    Here there is the following footnote:
    See Gen. 3-18-24: The wife will be a “helper suitable” for the husband, “bone of my bones, flesh of my flesh.” See also CCC, par. 371-72: A spouse is to be a “partner,” and God made man and woman “complementary as masculine and feminine.”
    [I might add that paragraphs 369 and 370 are also highly germane to this issue, and 372 also says that “they are equal as persons.”]

    Gustavson concludes: “Instead, it was with Joseph that Mary had a literal marriage (at least, you’ll agree, in its legal aspects), so that Mary is the `Spouse of the Spirit’ only figuratively.”

  • noelfitz


    I am lost.

    Are you saying that the Son, the Second Person of the Blessed Trinity, left the other two Persons and became flesh and bone to get married?

    God bless,


    In necessariis, unitas; in dubiis, libertas; in omnibus, caritas.

  • fjindra

    Please do not think I am in any way calling into question any of the Church’s teachings on Our Lady and her Protector (St. Joseph) – but it seems to me that this bantering is part of a problem of perception when different quotes are set forth as supporting one issue or another.

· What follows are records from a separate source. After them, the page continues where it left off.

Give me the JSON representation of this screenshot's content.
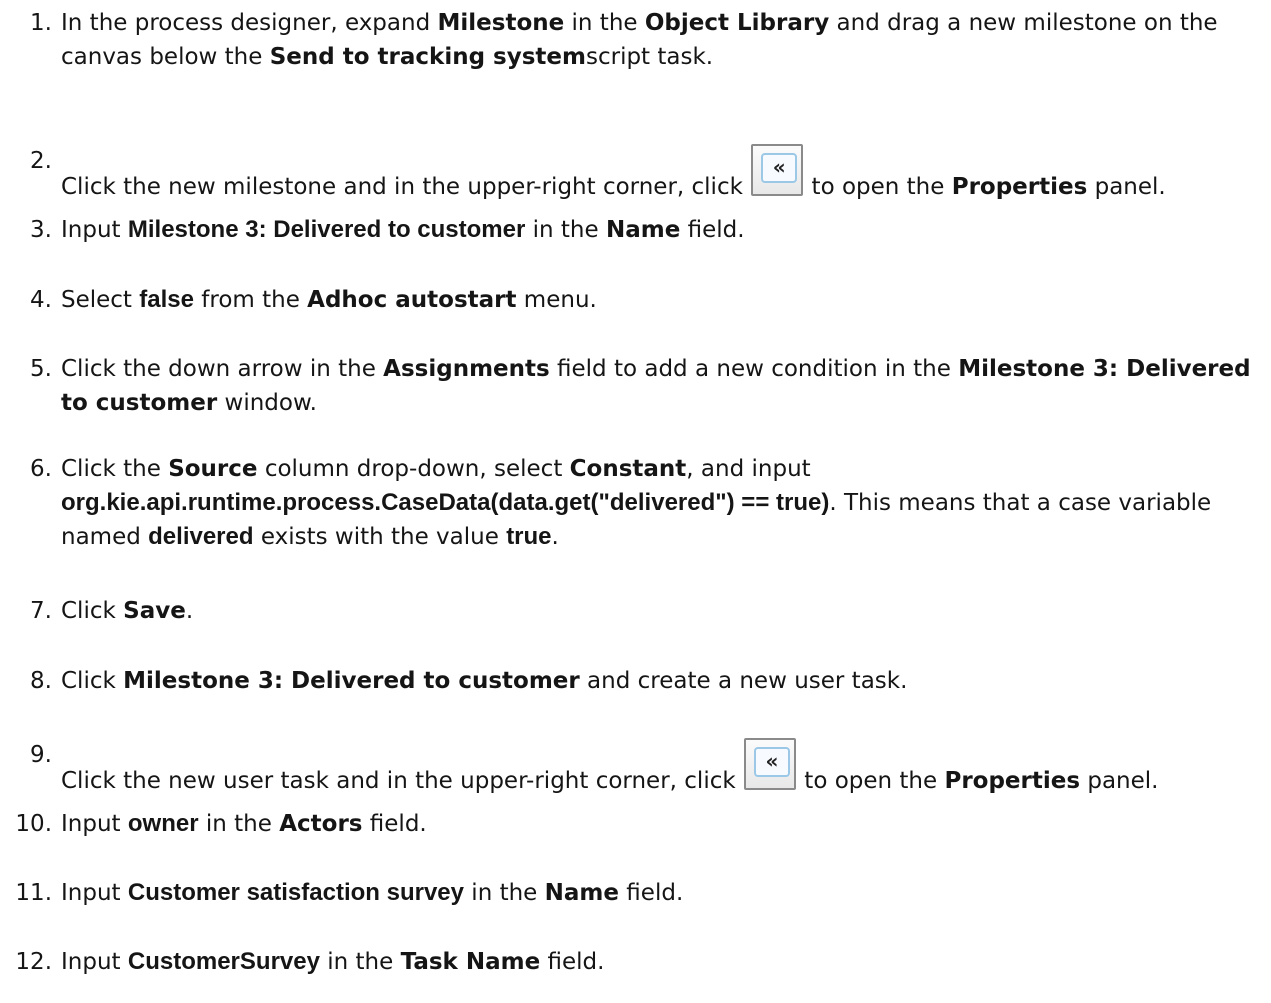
{
  "steps": [
    {
      "num": "1.",
      "parts": [
        {
          "t": "In the process designer, expand "
        },
        {
          "t": "Milestone",
          "s": "b"
        },
        {
          "t": " in the "
        },
        {
          "t": "Object Library",
          "s": "b"
        },
        {
          "t": " and drag a new milestone on the canvas below the "
        },
        {
          "t": "Send to tracking system",
          "s": "b"
        },
        {
          "t": "script task."
        }
      ]
    },
    {
      "num": "2.",
      "parts": [
        {
          "t": "Click the new milestone and in the upper-right corner, click "
        },
        {
          "icon": "collapse-panel-icon",
          "glyph": "«"
        },
        {
          "t": " to open the "
        },
        {
          "t": "Properties",
          "s": "b"
        },
        {
          "t": " panel."
        }
      ]
    },
    {
      "num": "3.",
      "parts": [
        {
          "t": "Input "
        },
        {
          "t": "Milestone 3: Delivered to customer",
          "s": "code"
        },
        {
          "t": " in the "
        },
        {
          "t": "Name",
          "s": "b"
        },
        {
          "t": " field."
        }
      ]
    },
    {
      "num": "4.",
      "parts": [
        {
          "t": "Select "
        },
        {
          "t": "false",
          "s": "code"
        },
        {
          "t": " from the "
        },
        {
          "t": "Adhoc autostart",
          "s": "b"
        },
        {
          "t": " menu."
        }
      ]
    },
    {
      "num": "5.",
      "parts": [
        {
          "t": "Click the down arrow in the "
        },
        {
          "t": "Assignments",
          "s": "b"
        },
        {
          "t": " field to add a new condition in the "
        },
        {
          "t": "Milestone 3: Delivered to customer",
          "s": "b"
        },
        {
          "t": " window."
        }
      ]
    },
    {
      "num": "6.",
      "parts": [
        {
          "t": "Click the "
        },
        {
          "t": "Source",
          "s": "b"
        },
        {
          "t": " column drop-down, select "
        },
        {
          "t": "Constant",
          "s": "b"
        },
        {
          "t": ", and input "
        },
        {
          "t": "org.kie.api.runtime.process.CaseData(data.get(\"delivered\") == true)",
          "s": "code"
        },
        {
          "t": ". This means that a case variable named "
        },
        {
          "t": "delivered",
          "s": "code"
        },
        {
          "t": " exists with the value "
        },
        {
          "t": "true",
          "s": "code"
        },
        {
          "t": "."
        }
      ]
    },
    {
      "num": "7.",
      "parts": [
        {
          "t": "Click "
        },
        {
          "t": "Save",
          "s": "b"
        },
        {
          "t": "."
        }
      ]
    },
    {
      "num": "8.",
      "parts": [
        {
          "t": "Click "
        },
        {
          "t": "Milestone 3: Delivered to customer",
          "s": "b"
        },
        {
          "t": " and create a new user task."
        }
      ]
    },
    {
      "num": "9.",
      "parts": [
        {
          "t": "Click the new user task and in the upper-right corner, click "
        },
        {
          "icon": "collapse-panel-icon",
          "glyph": "«"
        },
        {
          "t": " to open the "
        },
        {
          "t": "Properties",
          "s": "b"
        },
        {
          "t": " panel."
        }
      ]
    },
    {
      "num": "10.",
      "parts": [
        {
          "t": "Input "
        },
        {
          "t": "owner",
          "s": "code"
        },
        {
          "t": " in the "
        },
        {
          "t": "Actors",
          "s": "b"
        },
        {
          "t": " field."
        }
      ]
    },
    {
      "num": "11.",
      "parts": [
        {
          "t": "Input "
        },
        {
          "t": "Customer satisfaction survey",
          "s": "code"
        },
        {
          "t": " in the "
        },
        {
          "t": "Name",
          "s": "b"
        },
        {
          "t": " field."
        }
      ]
    },
    {
      "num": "12.",
      "parts": [
        {
          "t": "Input "
        },
        {
          "t": "CustomerSurvey",
          "s": "code"
        },
        {
          "t": " in the "
        },
        {
          "t": "Task Name",
          "s": "b"
        },
        {
          "t": " field."
        }
      ]
    }
  ]
}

    We are dealing with the Mystery of the Incarnation – does anyone really dare to say they understand this? – and the best Holy Mother Church has to offer regarding this Mystery – this Gem of gems – is to look at the cut facets of the Beauty of God-made-man from different angles and see the refractions not as distortions, but as Truth that may seemingly contradict, but only because the viewer of the gem is not looking at it from the same angle at the same as someone else.

    In other words, how about “cutting some slack” here and try moving to see from another view the wonder of God’s way of revealing Himself – and how He used – uses – us human mini-minds (compared to His) to reveal His Glory.

    Taken from the perspective that Mary writes, I thoroughly enjoyed her facet of seeing Joseph quoting his namesake’s speech to Potiphar’s wife. I had never made that connection before, but it is one I pray will be etched on my mind from now on.

    As a priest, I can echo the same regarding my care of the parishes He has called me to serve. I have been entrusted with a great charge. Please God, and through the intercession of St. Joseph, may I discharge MY responsibilities with His grace, and for His glory.

    A blessed New Year to you all!

    Fr. Frank

  • DonHudzinski

    Yes, I am saying just that, but were one person of the Trinity is so are the rest. I am also saying that we are fully married until we get to heaven, because marriage is not about being close to a man or woman but close to the Incarnation.

  • DonHudzinski

    Here is more to help our understanding.

    Marriage by its vary nature is Incarnate. Adam and Eve when they left the garden divorced the Incarnation, and for thousand of years their was not marriage, until the birth of Christ. Are you not aware that when enter the Church, that we divorce Satan and marry the Incarnation.

    Spouses lead each other to heaven, were marriage is fulfilled, for it is their that we can fully understand the love of the Trinity.

    The Creed that we state at every Feast of the Lamb is a statement of the divorce of Satan and the marriage of the Incarnation.